1. Distributed Training of Machine Learning Models on Kubernetes


    Distributed training of machine learning models on Kubernetes involves running multiple training jobs across a cluster of machines to parallelize the computational work, thereby reducing the overall time taken to train a model.
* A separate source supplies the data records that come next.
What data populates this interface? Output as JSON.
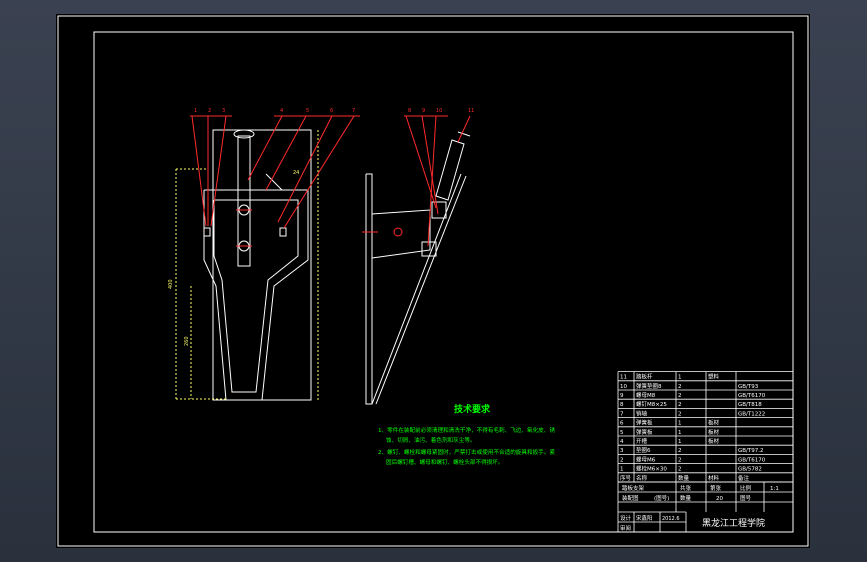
{
  "colors": {
    "background": "#000000",
    "frame": "#ffffff",
    "leader": "#ff2a2a",
    "dimension": "#ffff66",
    "notes": "#00ff00",
    "part": "#ffffff"
  },
  "front_view": {
    "balloons": [
      "1",
      "2",
      "3",
      "4",
      "5",
      "6",
      "7"
    ],
    "dimensions": [
      "24",
      "260",
      "400"
    ]
  },
  "side_view": {
    "balloons": [
      "8",
      "9",
      "10",
      "11"
    ]
  },
  "technical_requirements": {
    "title": "技术要求",
    "lines": [
      "1、零件在装配前必须清理和清洗干净，不得有毛刺、飞边、氧化皮、锈",
      "蚀、切屑、油污、着色剂和灰尘等。",
      "2、螺钉、螺栓和螺母紧固时，严禁打击或使用不合适的旋具和扳手。紧",
      "固后螺钉槽、螺母和螺钉、螺栓头部不得损坏。"
    ]
  },
  "parts_list": {
    "rows": [
      {
        "no": "11",
        "name": "踏板杆",
        "qty": "1",
        "material": "塑料",
        "note": ""
      },
      {
        "no": "10",
        "name": "弹簧垫圈8",
        "qty": "2",
        "material": "",
        "note": "GB/T93"
      },
      {
        "no": "9",
        "name": "螺母M8",
        "qty": "2",
        "material": "",
        "note": "GB/T6170"
      },
      {
        "no": "8",
        "name": "螺钉M8×25",
        "qty": "2",
        "material": "",
        "note": "GB/T818"
      },
      {
        "no": "7",
        "name": "销轴",
        "qty": "2",
        "material": "",
        "note": "GB/T1222"
      },
      {
        "no": "6",
        "name": "弹簧板",
        "qty": "1",
        "material": "板材",
        "note": ""
      },
      {
        "no": "5",
        "name": "弹簧板",
        "qty": "1",
        "material": "板材",
        "note": ""
      },
      {
        "no": "4",
        "name": "开槽",
        "qty": "1",
        "material": "板材",
        "note": ""
      },
      {
        "no": "3",
        "name": "垫圈6",
        "qty": "2",
        "material": "",
        "note": "GB/T97.2"
      },
      {
        "no": "2",
        "name": "螺母M6",
        "qty": "2",
        "material": "",
        "note": "GB/T6170"
      },
      {
        "no": "1",
        "name": "螺栓M6×30",
        "qty": "2",
        "material": "",
        "note": "GB/5782"
      }
    ],
    "header": {
      "no": "序号",
      "name": "名称",
      "qty": "数量",
      "material": "材料",
      "note": "备注"
    }
  },
  "title_block": {
    "drawing_title_1": "踏板支架",
    "drawing_title_2": "装配图",
    "drawing_no_label": "(图号)",
    "weight_label": "共张",
    "sheet_label": "第张",
    "scale_label": "比例",
    "scale_value": "1:1",
    "qty_label": "数量",
    "qty_value": "20",
    "part_no_label": "图号",
    "designer_label": "设计",
    "designer_name": "宋鑫阳",
    "date": "2012.6",
    "reviewer_label": "审阅",
    "school": "黑龙江工程学院"
  }
}
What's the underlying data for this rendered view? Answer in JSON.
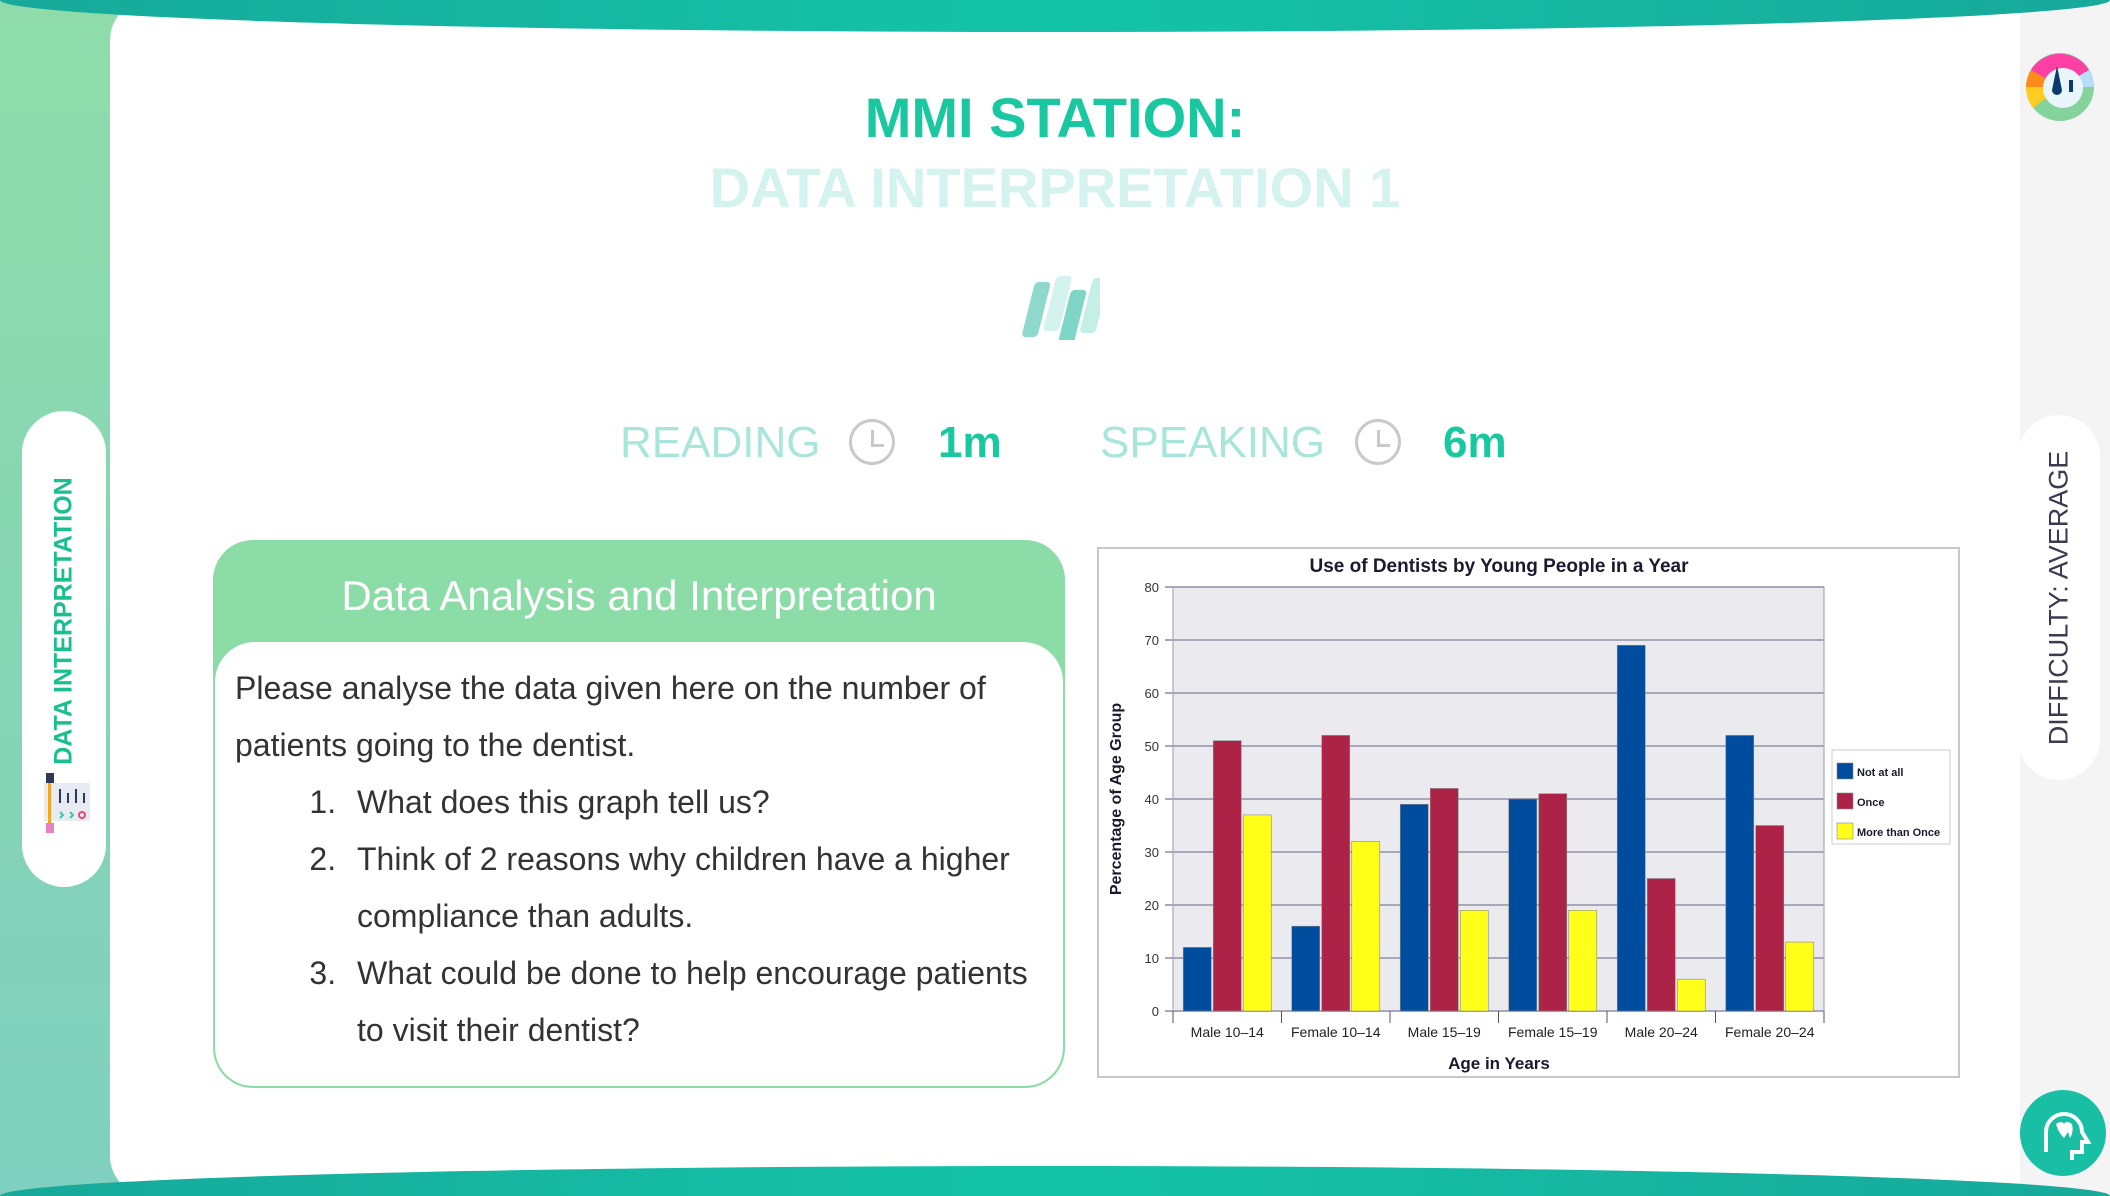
{
  "header": {
    "title": "MMI STATION:",
    "subtitle": "DATA INTERPRETATION 1"
  },
  "timing": {
    "reading_label": "READING",
    "reading_time": "1m",
    "speaking_label": "SPEAKING",
    "speaking_time": "6m"
  },
  "sidebar": {
    "category": "DATA INTERPRETATION",
    "difficulty": "DIFFICULTY: AVERAGE"
  },
  "card": {
    "title": "Data Analysis and Interpretation",
    "intro": "Please analyse the data given here on the number of patients going to the dentist.",
    "questions": [
      "What does this graph tell us?",
      "Think of 2 reasons why children have a higher compliance than adults.",
      "What could be done to help encourage patients to visit their dentist?"
    ]
  },
  "colors": {
    "accent": "#19c8a0",
    "header_green": "#8cdca8",
    "teal_bar": "#14c4a8"
  },
  "icons": {
    "logo": "gauge-logo-icon",
    "brand": "slashes-icon",
    "clock": "clock-icon",
    "category": "chart-document-icon",
    "brain": "head-tooth-icon"
  },
  "chart_data": {
    "type": "bar",
    "title": "Use of Dentists by Young People in a Year",
    "xlabel": "Age in Years",
    "ylabel": "Percentage of Age Group",
    "ylim": [
      0,
      80
    ],
    "yticks": [
      0,
      10,
      20,
      30,
      40,
      50,
      60,
      70,
      80
    ],
    "grid": true,
    "legend": "right",
    "categories": [
      "Male 10–14",
      "Female 10–14",
      "Male 15–19",
      "Female 15–19",
      "Male 20–24",
      "Female 20–24"
    ],
    "series": [
      {
        "name": "Not at all",
        "color": "#004c9e",
        "values": [
          12,
          16,
          39,
          40,
          69,
          52
        ]
      },
      {
        "name": "Once",
        "color": "#ad2347",
        "values": [
          51,
          52,
          42,
          41,
          25,
          35
        ]
      },
      {
        "name": "More than Once",
        "color": "#ffff1a",
        "values": [
          37,
          32,
          19,
          19,
          6,
          13
        ]
      }
    ]
  }
}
This is particularly useful for training large-scale models with huge datasets.

    To set up distributed training on Kubernetes using Pulumi, you'd typically follow these steps:

    1. Provision a Kubernetes cluster suitable for your workload.
    2. Define your training job as a Kubernetes Job or Deployment, along with necessary configurations such as environment variables and volume mounts.
    3. Set up distributed training architecture using the Kubernetes operators or custom resources designed for ML tasks, such as MPI (Message Passing Interface) operators or Kubeflow.
    4. Deploy your ML training jobs to the Kubernetes cluster using Pulumi.
    5. Monitor the training jobs through Kubernetes logs or other monitoring tools.

    Here's a simple Pulumi program that outlines setting up a Kubernetes cluster and deploying a mock distributed machine learning training job using a Kubernetes Job resource.

    import pulumi import pulumi_kubernetes as k8s # Step 1: Provision a Kubernetes cluster. # For brevity, let's assume we have a pre-existing Kubernetes cluster. # Typically, you would use a pulumi component like this to create a cluster: # cluster = aws.eks.Cluster('my-cluster') # Step 2: Define the Kubernetes Job for ML model training. ml_training_job = k8s.batch.v1.Job( "ml-training-job", metadata=k8s.meta.v1.ObjectMetaArgs( name="ml-training-job", ), spec=k8s.batch.v1.JobSpecArgs( parallelism=3, # Assume distributed training with 3 worker nodes. completions=3, template=k8s.core.v1.PodTemplateSpecArgs( spec=k8s.core.v1.PodSpecArgs( restart_policy="Never", # As this is a job, we do not want restart on completion or failure. containers=[ k8s.core.v1.ContainerArgs( name="trainer", image="docker.io/my-ml-image:latest", # Replace with your actual ML training Docker image. # Set up necessary environment variables for distributed training. # For example, setting up MASTER_NODE and WORKER_NODES environment variables, etc. args=[ "python", "train.py", # Replace with your training script and arguments. # "--num-epochs", "100", # Example training argument. # "--batch-size", "64", # Example training argument. ], # Set up volumes if your training job requires access to datasets stored externally. # volumes=[ # k8s.core.v1.VolumeArgs(name="dataset", ...), # ], # volume_mounts=[ # k8s.core.v1.VolumeMountArgs(name="dataset", mount_path="/data"), # ], ), ], ), ), ), ) # Step 5: Export the name of the job to use in monitoring tools, kubectl, etc. pulumi.export("ml_training_job_name", ml_training_job.metadata["name"])

    In this program, a Kubernetes Job resource is defined to manage the lifecycle of the distributed ML training task. The parallelism attribute specifies how many Pods running the training process should be created concurrently, and completions attribute ensures that the training process runs to completion on all worker nodes.

    The template specifies the blueprint for Pods managed by the job, including container images and parameters necessary for training. For a distributed training task, you would need to containerize your training code and push it to an accessible Docker registry, then reference that image in this field.

    Remember to replace docker.io/my-ml-image:latest with your actual Docker image URL and provide the correct training script and arguments.

    Finally, the pulumi.export statement is used to output the name of the job, which can be useful when you want to query the status or logs of the job using monitoring tools or kubectl.

    To run this Pulumi program, you need to have Pulumi installed and configured with access to your Kubernetes cluster. Save the code to a file (e.g., ml_training.py), and execute it with the Pulumi CLI to provision your ML training Job resource.